Start of TASK INPUT

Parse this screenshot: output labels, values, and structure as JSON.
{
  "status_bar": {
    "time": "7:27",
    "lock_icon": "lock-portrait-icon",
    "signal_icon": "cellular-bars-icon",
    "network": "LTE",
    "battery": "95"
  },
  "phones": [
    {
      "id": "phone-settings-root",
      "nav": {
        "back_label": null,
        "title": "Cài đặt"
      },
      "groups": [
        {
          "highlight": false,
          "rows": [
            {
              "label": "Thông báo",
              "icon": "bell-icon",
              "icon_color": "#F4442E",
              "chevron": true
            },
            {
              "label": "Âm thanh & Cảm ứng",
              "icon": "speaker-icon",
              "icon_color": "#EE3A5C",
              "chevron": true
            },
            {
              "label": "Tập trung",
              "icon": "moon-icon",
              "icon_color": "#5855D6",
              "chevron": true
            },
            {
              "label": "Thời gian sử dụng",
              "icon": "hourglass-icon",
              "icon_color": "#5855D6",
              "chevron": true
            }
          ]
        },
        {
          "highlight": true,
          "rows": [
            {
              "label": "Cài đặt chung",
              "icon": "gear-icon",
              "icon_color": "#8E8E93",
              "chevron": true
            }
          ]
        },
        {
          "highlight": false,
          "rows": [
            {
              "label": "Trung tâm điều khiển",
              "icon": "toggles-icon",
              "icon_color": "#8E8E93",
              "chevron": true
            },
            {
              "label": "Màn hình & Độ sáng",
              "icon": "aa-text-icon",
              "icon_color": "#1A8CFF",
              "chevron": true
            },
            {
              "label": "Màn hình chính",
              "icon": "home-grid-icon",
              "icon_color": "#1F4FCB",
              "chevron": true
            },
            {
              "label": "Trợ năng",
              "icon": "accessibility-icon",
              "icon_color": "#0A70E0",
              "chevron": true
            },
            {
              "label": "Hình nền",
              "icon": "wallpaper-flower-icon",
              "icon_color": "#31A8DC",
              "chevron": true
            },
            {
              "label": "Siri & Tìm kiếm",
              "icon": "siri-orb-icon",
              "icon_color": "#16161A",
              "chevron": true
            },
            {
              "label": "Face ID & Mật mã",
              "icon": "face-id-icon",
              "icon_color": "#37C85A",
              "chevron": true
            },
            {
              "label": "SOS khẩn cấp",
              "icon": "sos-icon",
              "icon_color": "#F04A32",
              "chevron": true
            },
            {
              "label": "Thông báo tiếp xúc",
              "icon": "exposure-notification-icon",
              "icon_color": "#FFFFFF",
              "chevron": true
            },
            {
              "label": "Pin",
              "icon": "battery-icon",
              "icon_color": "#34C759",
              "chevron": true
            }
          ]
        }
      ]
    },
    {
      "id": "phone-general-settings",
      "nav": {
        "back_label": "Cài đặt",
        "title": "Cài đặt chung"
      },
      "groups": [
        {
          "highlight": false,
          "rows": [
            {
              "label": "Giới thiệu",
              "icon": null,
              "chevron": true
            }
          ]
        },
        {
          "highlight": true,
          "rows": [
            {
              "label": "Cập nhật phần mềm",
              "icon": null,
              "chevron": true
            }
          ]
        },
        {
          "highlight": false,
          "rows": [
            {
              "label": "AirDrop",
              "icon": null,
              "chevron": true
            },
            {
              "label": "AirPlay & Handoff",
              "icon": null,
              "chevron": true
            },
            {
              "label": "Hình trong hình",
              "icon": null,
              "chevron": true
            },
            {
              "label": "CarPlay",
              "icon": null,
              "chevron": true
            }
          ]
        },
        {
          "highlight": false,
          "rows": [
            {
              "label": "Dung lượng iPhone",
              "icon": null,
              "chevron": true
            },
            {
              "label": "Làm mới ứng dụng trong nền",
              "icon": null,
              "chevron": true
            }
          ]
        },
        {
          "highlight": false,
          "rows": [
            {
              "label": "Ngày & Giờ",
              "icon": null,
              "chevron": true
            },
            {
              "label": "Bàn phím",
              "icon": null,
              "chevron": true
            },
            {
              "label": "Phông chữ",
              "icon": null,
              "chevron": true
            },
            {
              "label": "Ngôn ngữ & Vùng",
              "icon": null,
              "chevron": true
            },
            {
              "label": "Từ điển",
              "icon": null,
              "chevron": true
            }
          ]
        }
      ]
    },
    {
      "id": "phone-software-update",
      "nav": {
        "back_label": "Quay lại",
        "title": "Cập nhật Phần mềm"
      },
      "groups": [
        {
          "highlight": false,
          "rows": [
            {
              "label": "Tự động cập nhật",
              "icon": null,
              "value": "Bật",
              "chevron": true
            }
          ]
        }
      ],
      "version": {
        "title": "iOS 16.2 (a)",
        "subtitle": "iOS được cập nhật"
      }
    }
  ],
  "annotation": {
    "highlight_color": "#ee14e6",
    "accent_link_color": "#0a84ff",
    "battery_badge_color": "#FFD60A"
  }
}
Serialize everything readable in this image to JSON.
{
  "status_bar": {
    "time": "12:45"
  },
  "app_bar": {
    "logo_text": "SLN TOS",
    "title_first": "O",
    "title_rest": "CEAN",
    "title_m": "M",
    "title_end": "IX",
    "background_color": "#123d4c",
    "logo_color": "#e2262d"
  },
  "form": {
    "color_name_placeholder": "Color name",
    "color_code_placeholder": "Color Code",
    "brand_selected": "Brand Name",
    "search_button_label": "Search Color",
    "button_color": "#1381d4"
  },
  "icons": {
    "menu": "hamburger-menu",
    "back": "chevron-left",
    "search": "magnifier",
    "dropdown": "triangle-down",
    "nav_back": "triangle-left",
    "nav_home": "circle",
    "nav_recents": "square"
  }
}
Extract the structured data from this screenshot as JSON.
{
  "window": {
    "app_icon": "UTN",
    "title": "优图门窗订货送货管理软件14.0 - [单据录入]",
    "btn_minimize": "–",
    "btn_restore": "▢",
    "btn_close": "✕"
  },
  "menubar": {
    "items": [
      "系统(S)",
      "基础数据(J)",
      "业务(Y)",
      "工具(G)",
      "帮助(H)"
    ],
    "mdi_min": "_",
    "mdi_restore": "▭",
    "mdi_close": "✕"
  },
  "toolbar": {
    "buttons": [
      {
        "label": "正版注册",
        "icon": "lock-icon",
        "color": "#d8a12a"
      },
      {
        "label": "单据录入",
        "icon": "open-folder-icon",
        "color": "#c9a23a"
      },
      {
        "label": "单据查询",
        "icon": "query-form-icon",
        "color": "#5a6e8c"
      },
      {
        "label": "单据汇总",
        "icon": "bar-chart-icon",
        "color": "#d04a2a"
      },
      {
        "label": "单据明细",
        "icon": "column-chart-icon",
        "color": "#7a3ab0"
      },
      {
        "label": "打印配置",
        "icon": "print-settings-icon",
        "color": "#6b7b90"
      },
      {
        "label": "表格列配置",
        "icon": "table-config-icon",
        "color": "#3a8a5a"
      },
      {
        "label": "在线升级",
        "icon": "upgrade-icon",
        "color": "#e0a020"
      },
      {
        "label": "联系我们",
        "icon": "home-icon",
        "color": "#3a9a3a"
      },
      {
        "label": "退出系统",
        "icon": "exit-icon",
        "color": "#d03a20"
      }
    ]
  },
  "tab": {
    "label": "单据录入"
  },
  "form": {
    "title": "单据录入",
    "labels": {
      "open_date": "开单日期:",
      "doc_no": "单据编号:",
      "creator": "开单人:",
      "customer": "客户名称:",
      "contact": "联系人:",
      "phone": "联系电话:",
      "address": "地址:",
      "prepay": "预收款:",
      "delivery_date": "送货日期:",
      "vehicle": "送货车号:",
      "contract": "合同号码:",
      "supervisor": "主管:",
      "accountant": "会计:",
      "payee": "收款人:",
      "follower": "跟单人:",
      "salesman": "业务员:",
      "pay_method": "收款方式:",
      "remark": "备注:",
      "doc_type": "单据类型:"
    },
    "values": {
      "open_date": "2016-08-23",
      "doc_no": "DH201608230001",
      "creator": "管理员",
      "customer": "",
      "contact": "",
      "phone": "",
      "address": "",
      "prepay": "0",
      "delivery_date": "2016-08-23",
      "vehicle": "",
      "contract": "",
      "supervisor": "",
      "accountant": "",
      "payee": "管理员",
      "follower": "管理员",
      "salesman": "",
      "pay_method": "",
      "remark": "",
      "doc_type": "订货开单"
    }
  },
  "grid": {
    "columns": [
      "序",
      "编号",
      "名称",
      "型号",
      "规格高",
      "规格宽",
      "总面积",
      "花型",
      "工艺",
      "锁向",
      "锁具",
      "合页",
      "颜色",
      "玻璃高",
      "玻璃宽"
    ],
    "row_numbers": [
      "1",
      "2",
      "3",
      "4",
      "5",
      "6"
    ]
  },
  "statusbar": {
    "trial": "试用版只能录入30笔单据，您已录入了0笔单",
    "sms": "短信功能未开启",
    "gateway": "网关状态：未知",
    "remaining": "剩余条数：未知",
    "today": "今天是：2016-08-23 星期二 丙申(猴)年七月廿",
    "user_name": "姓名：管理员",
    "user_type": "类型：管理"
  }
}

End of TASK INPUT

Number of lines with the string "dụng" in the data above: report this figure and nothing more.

**TASK RESPONSE:** 2